Need a bike? Print one up. Yeah, I know. It’s not exactly new to see custom-made 3D printed bicycles- back in 2015 Italian design studio Eurocomposti unveiled their Bhulk MTB bike frame made out of recycled PLA filament and Portland-based Industry lifted the curtain on their titanium 3D printed, ‘connected’ bike Solid. While both of these are similar in how they were manufactured–printed in pieces first and then assembled together–a team of Dutch students from the Delft University of Technology has created their own version using a multi-axis 3D printing robot.
The students employed a unique 3D printing method from MX3D to create their Arc Bicycle. MX3D Metal is the melding of an industrial robotic arm and a welding machine, using a rapid prototyping process known as Wire and Arc Additive Manufacturing (WAAM). The process works as it sounds. An arc welder deposit metal one layer at a time on top of one another. Surprisingly, the process goes fairly quick.
Using MX3D Metal allowed the team to print their bicycle right on the tabletop as the WAAM process in conjunction with the robotic arm eliminates the need for support structures or building plates with the metal solidifying as the form is being created. This also allows for larger builds over conventional 3D printing as space is limited only by the robotic arm’s reach. While the frame itself may look like it could bend and contort while being ridden, looks can be deceiving. The team took the 26-pound bike for trial rides around Delft’s cobblestone city streets with no issues what so ever.

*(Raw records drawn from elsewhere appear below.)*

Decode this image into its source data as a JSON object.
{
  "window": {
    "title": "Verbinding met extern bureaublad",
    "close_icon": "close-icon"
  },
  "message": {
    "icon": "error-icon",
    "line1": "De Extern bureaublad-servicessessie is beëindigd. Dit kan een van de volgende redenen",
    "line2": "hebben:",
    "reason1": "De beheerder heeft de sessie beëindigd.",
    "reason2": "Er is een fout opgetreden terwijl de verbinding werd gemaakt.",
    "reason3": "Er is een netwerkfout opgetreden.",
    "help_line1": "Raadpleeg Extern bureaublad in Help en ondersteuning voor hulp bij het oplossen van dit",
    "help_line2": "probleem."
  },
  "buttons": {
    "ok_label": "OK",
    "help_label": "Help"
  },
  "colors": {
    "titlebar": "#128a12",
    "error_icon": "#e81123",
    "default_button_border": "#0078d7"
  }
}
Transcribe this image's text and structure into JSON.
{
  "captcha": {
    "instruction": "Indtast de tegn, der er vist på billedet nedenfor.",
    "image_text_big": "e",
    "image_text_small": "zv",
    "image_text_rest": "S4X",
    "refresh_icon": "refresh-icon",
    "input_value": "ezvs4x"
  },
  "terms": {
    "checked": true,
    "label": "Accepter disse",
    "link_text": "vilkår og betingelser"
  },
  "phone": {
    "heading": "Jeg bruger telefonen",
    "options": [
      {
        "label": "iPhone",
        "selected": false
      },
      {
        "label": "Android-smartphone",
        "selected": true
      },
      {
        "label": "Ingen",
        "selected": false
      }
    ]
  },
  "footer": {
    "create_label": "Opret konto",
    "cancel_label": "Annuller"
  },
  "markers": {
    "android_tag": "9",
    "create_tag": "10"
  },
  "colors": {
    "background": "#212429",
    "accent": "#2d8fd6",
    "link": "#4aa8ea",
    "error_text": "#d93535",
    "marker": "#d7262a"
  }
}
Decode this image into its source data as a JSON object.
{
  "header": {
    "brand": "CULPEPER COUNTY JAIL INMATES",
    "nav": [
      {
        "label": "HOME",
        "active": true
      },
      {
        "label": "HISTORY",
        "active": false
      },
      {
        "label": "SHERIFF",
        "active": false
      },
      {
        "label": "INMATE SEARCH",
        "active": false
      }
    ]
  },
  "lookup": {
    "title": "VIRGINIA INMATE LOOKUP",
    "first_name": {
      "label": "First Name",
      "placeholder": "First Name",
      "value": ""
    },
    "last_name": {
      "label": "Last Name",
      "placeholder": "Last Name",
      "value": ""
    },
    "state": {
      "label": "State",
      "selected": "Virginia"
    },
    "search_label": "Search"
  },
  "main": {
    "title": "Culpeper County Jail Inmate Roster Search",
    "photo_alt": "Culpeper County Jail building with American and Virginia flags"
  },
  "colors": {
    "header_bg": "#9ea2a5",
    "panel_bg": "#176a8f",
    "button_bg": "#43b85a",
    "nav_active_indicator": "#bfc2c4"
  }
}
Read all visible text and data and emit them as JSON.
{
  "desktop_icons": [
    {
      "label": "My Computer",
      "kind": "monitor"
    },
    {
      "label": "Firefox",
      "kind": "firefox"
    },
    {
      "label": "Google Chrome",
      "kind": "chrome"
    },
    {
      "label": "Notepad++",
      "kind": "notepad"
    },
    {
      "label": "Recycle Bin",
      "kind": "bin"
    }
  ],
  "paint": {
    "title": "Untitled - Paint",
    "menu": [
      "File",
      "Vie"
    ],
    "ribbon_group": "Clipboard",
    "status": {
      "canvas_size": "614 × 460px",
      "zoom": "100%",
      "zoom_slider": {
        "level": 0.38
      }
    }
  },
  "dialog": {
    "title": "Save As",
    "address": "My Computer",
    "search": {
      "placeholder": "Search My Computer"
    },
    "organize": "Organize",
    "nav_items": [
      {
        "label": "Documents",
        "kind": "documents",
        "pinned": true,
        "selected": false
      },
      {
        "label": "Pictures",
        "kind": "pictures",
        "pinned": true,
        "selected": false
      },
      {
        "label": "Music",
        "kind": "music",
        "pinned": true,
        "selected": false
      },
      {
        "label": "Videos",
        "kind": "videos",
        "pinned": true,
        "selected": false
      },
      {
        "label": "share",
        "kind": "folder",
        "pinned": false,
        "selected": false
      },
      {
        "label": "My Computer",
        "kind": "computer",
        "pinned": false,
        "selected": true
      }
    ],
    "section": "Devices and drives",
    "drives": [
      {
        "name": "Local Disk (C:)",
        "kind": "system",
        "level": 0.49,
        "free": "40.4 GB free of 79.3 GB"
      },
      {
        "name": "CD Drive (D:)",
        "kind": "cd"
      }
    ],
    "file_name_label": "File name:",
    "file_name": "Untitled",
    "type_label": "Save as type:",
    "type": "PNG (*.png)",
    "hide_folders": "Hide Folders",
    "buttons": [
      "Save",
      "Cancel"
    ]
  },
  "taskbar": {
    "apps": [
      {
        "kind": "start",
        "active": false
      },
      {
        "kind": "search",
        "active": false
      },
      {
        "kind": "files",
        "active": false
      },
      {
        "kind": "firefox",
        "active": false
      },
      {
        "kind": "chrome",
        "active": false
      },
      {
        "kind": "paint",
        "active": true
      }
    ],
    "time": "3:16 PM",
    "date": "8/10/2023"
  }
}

Of course, the Arc Bicycle is just a design concept and not for mass production but the team hopes others with be inspired by their design and build their own. MX3D is also using larger WAAM robotic printers to print a stainless steel bridge in the heart of Amsterdam, in an effort to prove they can create an intricate, structurally sound bridge using the very same process. You can see more on that here.